Content starts

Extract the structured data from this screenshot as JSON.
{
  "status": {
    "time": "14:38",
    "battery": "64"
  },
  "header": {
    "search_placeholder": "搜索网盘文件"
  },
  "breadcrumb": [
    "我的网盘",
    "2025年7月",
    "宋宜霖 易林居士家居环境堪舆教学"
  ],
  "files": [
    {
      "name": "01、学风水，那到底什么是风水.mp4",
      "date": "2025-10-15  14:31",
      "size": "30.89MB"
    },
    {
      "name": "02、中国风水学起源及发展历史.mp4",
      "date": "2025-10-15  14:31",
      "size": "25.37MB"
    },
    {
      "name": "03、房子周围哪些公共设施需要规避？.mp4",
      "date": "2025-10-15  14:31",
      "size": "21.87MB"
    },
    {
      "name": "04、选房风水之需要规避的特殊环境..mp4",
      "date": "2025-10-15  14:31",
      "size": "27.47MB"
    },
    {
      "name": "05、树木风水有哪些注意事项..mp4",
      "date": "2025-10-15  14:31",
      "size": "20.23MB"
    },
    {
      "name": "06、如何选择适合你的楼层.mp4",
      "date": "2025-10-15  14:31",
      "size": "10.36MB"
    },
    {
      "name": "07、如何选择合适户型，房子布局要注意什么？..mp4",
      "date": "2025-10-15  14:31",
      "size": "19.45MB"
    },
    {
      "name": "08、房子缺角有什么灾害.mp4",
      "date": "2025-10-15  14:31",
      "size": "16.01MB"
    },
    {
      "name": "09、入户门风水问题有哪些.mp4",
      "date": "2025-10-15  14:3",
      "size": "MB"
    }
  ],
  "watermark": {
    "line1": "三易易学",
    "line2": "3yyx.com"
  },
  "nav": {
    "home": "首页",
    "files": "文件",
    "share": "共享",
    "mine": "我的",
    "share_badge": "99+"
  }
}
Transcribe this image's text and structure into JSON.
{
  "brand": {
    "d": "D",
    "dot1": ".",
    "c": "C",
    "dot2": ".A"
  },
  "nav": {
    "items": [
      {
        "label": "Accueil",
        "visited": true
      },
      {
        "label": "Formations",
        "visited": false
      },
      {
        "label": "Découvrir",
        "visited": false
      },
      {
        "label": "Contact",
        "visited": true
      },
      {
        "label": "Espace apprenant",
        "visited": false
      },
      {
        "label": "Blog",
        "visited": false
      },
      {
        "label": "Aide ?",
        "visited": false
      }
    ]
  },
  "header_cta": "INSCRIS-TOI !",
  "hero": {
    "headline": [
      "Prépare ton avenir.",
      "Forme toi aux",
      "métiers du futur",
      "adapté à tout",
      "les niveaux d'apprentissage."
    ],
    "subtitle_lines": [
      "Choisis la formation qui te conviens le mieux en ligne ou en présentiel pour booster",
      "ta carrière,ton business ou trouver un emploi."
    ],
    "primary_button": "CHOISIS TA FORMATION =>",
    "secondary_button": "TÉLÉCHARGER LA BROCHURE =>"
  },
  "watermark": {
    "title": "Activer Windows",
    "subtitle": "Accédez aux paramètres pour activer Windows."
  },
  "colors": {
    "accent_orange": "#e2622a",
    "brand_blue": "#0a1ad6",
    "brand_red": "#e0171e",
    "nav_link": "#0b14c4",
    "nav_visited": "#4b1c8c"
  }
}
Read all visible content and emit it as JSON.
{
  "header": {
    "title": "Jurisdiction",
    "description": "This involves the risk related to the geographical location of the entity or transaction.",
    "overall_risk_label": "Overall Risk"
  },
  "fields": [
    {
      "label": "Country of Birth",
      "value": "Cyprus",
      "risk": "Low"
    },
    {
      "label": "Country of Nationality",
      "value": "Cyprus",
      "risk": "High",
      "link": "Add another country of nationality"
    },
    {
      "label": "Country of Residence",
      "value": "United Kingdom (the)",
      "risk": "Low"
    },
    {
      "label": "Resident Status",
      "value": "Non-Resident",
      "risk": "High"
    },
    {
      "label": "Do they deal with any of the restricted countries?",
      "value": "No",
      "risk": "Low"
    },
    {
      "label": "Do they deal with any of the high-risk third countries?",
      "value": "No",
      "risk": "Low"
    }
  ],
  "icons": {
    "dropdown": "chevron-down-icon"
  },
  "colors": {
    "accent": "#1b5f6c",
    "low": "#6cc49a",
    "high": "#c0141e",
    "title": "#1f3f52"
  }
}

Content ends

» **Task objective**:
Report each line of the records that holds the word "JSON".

» **The answer**:
Extract the structured data from this screenshot as JSON.
Transcribe this image's text and structure into JSON.
Read all visible content and emit it as JSON.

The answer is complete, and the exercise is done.